Common steps and sub-activities

Confusion created by questioning the person's sense of what is reality

This is best shown by an example.  In the following there is the suggestion that the person doesn't actually know where they are, so there is an element of confusion introduced and hence befuddling, because the person will think they do know where they are; but the suggestion is couched in a question that serves to further confuse, because how can the person answer the question when they thought they did know where they were.  Added to this apparently simple masterpiece of language is the word 'enjoy' which ensures the whole befuddling is non-threatening.

Hypnotic Realities – Milton Erickson

Do you enjoy
not knowing where you are?

In the following there is the suggestion that when the person opens their eyes, they won't be able to see their hands.  But the person knows their hands are normally visible, so here we have a test of reality.  Add to this the question which implies that this is actually what will happen, it is only a matter of time and we have a very effective befuddling sentence.  The use of the word willing implies a sense of no obligation, so reinforces this no threat, no obligation environment in a situation that might appear a bit threatening otherwise.

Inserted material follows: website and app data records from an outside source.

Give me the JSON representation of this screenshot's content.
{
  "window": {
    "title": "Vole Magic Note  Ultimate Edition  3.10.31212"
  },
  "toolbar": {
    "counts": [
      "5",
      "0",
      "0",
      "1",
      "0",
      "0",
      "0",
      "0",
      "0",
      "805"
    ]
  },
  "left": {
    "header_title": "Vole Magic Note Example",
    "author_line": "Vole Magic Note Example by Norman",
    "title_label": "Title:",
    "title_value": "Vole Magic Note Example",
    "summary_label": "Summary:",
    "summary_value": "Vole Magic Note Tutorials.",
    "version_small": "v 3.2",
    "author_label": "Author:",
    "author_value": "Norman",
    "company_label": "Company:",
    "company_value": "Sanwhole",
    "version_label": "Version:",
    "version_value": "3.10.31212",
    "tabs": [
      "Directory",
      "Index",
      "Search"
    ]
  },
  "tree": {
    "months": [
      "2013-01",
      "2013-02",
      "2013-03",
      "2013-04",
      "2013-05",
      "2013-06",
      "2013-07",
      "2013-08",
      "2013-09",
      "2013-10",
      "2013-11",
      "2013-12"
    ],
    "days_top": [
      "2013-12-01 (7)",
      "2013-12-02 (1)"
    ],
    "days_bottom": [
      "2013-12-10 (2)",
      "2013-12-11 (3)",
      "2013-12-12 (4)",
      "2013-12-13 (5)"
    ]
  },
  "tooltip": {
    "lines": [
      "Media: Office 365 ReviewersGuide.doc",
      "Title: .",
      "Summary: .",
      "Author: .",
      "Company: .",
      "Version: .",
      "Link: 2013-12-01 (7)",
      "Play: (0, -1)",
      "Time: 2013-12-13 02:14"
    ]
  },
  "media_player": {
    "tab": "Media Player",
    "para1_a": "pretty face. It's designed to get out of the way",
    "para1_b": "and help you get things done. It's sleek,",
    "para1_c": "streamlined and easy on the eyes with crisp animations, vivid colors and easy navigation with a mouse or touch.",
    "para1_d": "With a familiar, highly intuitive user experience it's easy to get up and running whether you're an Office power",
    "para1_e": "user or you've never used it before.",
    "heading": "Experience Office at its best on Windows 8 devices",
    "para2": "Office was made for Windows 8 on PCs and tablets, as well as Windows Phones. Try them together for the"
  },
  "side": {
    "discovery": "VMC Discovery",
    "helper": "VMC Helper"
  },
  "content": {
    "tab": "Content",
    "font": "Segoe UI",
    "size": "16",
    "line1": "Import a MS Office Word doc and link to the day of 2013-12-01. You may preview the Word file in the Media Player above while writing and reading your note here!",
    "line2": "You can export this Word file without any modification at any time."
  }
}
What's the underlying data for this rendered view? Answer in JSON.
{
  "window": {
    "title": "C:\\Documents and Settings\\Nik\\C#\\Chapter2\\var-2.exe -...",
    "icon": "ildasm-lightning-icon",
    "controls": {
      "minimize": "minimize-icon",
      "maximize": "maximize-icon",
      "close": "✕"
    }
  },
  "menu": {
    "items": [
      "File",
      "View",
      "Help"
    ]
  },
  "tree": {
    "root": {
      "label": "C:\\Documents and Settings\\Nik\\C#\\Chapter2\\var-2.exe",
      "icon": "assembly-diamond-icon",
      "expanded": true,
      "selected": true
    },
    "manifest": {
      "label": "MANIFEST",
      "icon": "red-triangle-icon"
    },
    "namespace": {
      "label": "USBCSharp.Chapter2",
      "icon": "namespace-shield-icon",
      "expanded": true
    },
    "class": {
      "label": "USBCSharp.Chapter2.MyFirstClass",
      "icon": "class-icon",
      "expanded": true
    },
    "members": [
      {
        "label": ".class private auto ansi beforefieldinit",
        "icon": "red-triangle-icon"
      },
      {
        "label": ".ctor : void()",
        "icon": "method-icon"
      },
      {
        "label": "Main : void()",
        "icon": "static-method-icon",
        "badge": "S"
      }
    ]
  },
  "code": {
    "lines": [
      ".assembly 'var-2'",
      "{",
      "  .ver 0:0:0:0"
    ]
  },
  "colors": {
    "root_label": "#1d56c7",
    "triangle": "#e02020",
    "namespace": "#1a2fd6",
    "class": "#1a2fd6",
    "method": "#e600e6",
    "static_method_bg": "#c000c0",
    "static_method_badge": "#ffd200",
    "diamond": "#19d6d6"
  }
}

Hypnotic Realities – Milton Erickson

How soon
do you think
you will be willing
to open your eyes
and not see your hands?